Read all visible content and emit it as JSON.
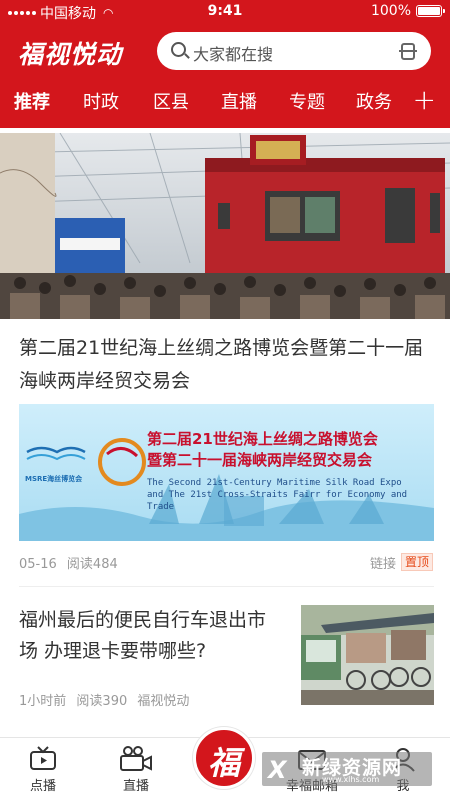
{
  "status_bar": {
    "carrier": "中国移动",
    "time": "9:41",
    "battery": "100%"
  },
  "header": {
    "app_name": "福视悦动",
    "search_placeholder": "大家都在搜",
    "tabs": [
      "推荐",
      "时政",
      "区县",
      "直播",
      "专题",
      "政务"
    ],
    "active_tab": "推荐"
  },
  "feed": {
    "article1": {
      "title": "第二届21世纪海上丝绸之路博览会暨第二十一届海峡两岸经贸交易会",
      "banner_title_cn_1": "第二届21世纪海上丝绸之路博览会",
      "banner_title_cn_2": "暨第二十一届海峡两岸经贸交易会",
      "banner_title_en_1": "The Second 21st-Century Maritime  Silk Road Expo",
      "banner_title_en_2": "and The 21st Cross-Straits Fairr for Economy and Trade",
      "banner_logo": "MSRE海丝博览会",
      "date": "05-16",
      "reads": "阅读484",
      "link_label": "链接",
      "pinned_badge": "置顶"
    },
    "article2": {
      "title": "福州最后的便民自行车退出市场 办理退卡要带哪些?",
      "time": "1小时前",
      "reads": "阅读390",
      "source": "福视悦动"
    }
  },
  "bottom_nav": {
    "items": [
      "点播",
      "直播",
      "幸福邮箱",
      "我"
    ],
    "center_glyph": "福"
  },
  "watermark": {
    "main": "新绿资源网",
    "sub": "www.xlhs.com"
  },
  "colors": {
    "brand_red": "#d3161c",
    "badge_orange": "#e64a19",
    "meta_gray": "#999999"
  }
}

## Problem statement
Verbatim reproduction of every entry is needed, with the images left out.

## Answer to this exercise
Read all visible content and emit it as JSON.
{
  "status_bar": {
    "carrier": "中国移动",
    "time": "9:41",
    "battery": "100%"
  },
  "header": {
    "app_name": "福视悦动",
    "search_placeholder": "大家都在搜",
    "tabs": [
      "推荐",
      "时政",
      "区县",
      "直播",
      "专题",
      "政务"
    ],
    "active_tab": "推荐"
  },
  "feed": {
    "article1": {
      "title": "第二届21世纪海上丝绸之路博览会暨第二十一届海峡两岸经贸交易会",
      "banner_title_cn_1": "第二届21世纪海上丝绸之路博览会",
      "banner_title_cn_2": "暨第二十一届海峡两岸经贸交易会",
      "banner_title_en_1": "The Second 21st-Century Maritime  Silk Road Expo",
      "banner_title_en_2": "and The 21st Cross-Straits Fairr for Economy and Trade",
      "banner_logo": "MSRE海丝博览会",
      "date": "05-16",
      "reads": "阅读484",
      "link_label": "链接",
      "pinned_badge": "置顶"
    },
    "article2": {
      "title": "福州最后的便民自行车退出市场 办理退卡要带哪些?",
      "time": "1小时前",
      "reads": "阅读390",
      "source": "福视悦动"
    }
  },
  "bottom_nav": {
    "items": [
      "点播",
      "直播",
      "幸福邮箱",
      "我"
    ],
    "center_glyph": "福"
  },
  "watermark": {
    "main": "新绿资源网",
    "sub": "www.xlhs.com"
  },
  "colors": {
    "brand_red": "#d3161c",
    "badge_orange": "#e64a19",
    "meta_gray": "#999999"
  }
}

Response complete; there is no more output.